POGO was operating on a much higher level than many of the strips at the time. Kelly used every opportunity to experiment. The characters of the Okefenokee Swamp would often break the fourth wall and address the fact that they were inside a comic strip, in essence making the reader one of the characters. Kelly would introduce new characters on a regular basis. Some fans count around 600 characters before Kelly’s death. Kelly treated his characters almost as if they were actors on a stage. That, in combination with the bending rules of comic strip logic, made for some interesting strips.
Kelly’s art improved from his early Animal Comics days, as seen in his depiction of the Okefenokee Swamp. There was usually a great deal of care put into backgrounds for the first panel. It acts as an establishing environment shot.
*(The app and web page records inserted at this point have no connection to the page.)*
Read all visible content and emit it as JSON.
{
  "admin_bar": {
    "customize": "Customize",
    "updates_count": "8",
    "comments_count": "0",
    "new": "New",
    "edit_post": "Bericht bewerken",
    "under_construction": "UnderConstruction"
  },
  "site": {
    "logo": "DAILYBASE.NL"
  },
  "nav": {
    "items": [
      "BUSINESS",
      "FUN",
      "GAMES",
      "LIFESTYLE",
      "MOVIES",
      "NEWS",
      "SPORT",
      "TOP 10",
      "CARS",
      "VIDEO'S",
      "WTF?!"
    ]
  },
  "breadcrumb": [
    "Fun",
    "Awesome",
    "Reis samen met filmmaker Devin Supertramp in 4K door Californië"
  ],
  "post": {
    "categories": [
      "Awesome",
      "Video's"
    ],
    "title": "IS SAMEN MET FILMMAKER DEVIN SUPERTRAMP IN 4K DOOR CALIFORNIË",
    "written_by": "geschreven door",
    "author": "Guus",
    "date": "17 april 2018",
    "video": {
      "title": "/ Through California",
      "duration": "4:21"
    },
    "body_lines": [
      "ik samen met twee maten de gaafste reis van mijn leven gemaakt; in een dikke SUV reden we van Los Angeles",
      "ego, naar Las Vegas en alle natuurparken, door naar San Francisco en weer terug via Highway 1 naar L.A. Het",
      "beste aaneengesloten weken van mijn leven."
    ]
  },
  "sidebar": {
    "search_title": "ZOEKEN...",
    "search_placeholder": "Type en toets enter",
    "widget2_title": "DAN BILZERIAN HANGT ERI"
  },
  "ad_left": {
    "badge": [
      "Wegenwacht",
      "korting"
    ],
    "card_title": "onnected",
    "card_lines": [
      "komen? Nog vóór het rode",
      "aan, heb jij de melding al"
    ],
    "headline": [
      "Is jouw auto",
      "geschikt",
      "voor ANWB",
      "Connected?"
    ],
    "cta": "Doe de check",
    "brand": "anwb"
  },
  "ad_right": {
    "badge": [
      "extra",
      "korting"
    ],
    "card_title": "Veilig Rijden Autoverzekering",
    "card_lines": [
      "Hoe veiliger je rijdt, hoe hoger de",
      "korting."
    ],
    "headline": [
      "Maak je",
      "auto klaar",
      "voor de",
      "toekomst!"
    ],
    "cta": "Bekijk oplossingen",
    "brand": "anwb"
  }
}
By the time POGO moved to newspapers, the backgrounds are both lush and minimal. There are definite visual hierarchies. A cluster of trees in the far background used spot black. But the foreground trees almost have more detail than the swamp inhabitants themselves.
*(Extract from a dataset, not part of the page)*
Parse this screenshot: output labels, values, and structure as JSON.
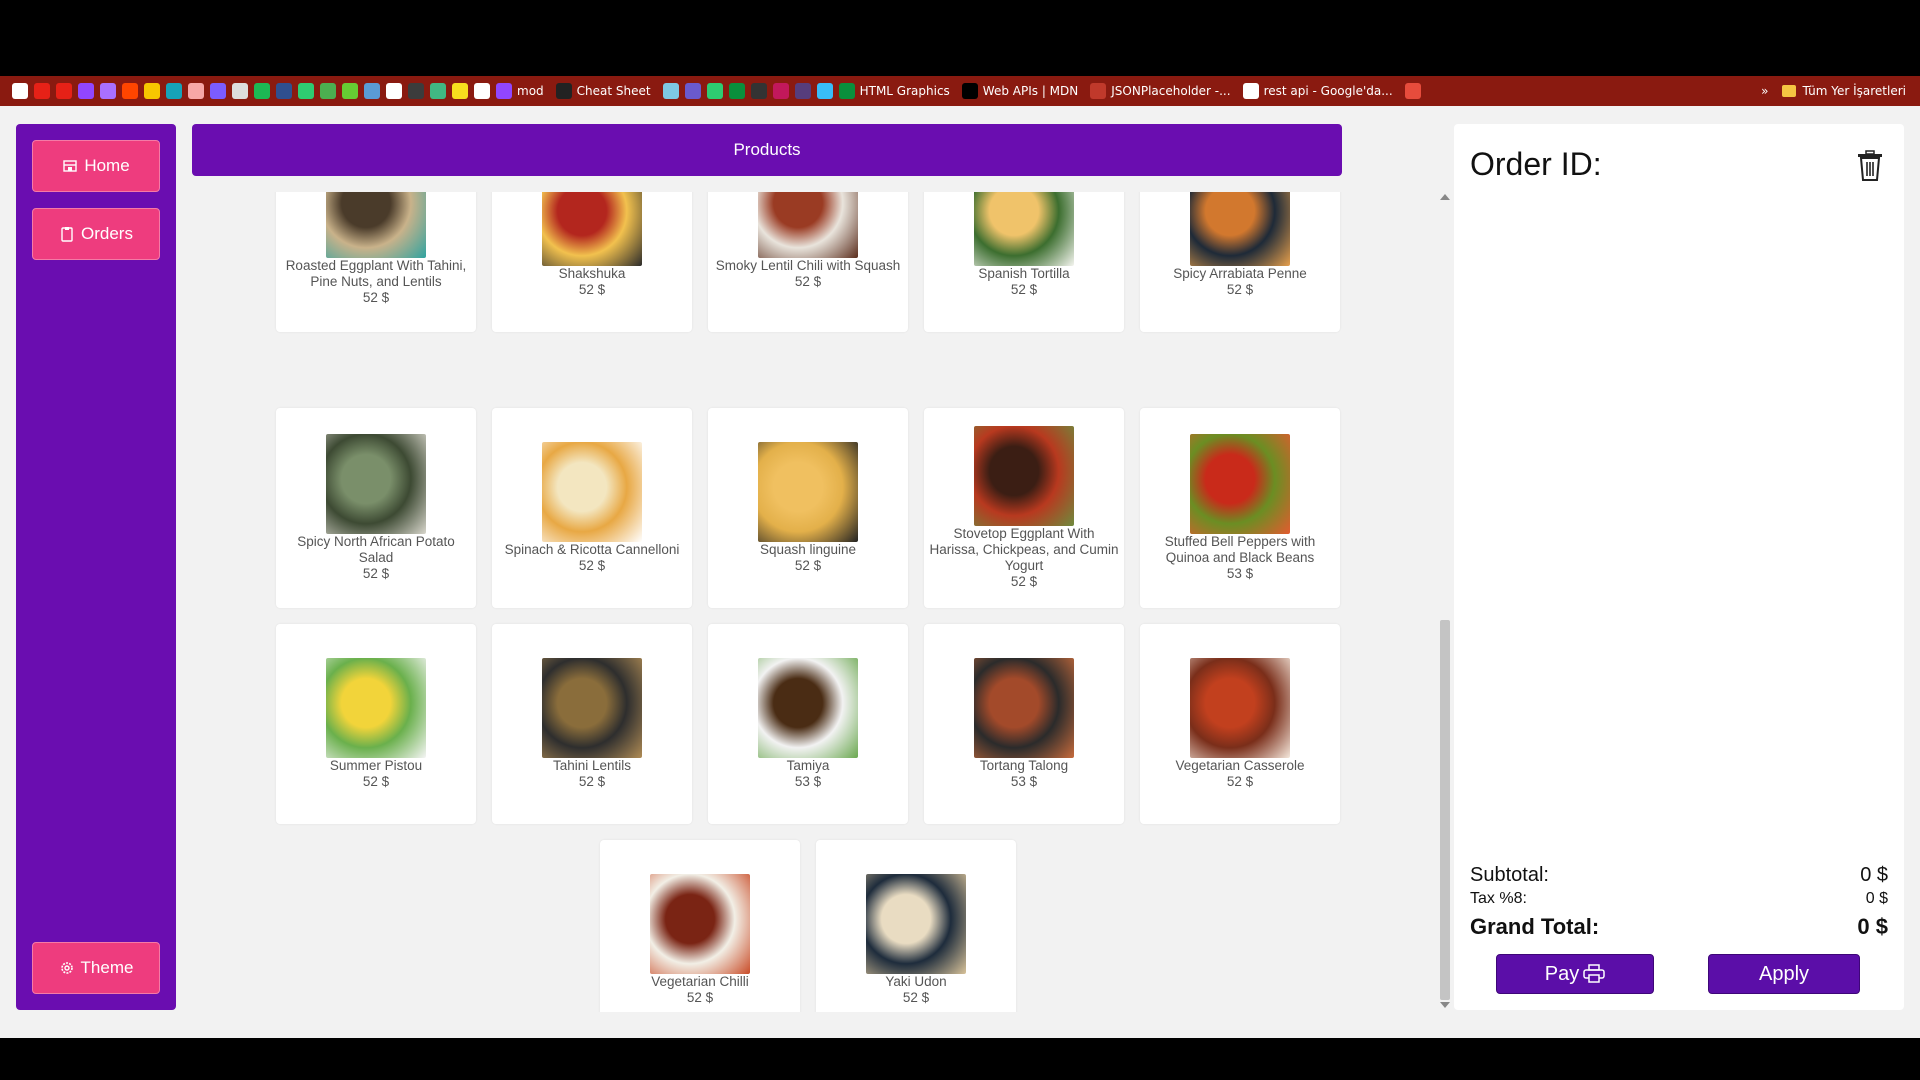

As with most artists who use a brush to achieve long, lush lines for their figures, Kelly didn’t use an underdrawing. He chose to bring the characters to life with his brush instead. From studying his original pages, he roughed the characters out in blue line with simple geometric shapes. Kelly thought of each panel as more of a composition rather than talking heads.
From his time at Disney through years of sequential comic book work, Kelly became an artist who knew the value of quality. Combining this with his background as a journalist makes for an interesting pairing. Nothing is ever perfect in newspapers; there are always errors. It’s accepted as part of the business. Kelly took that mentality to his comic strip in much the same way Hergé did with TINTIN. He took what he learned from his earlier work and recycled his art through the lens of a more experienced cartoonist. He never aimed for perfection; he would save it for the next version, the next iteration. By having complete control over his creation, he was able to tweak and refine his stories to his heart’s content. After learning the rules and then breaking them, he didn’t hold a mirror up to the human condition, he created a window for us to take part in.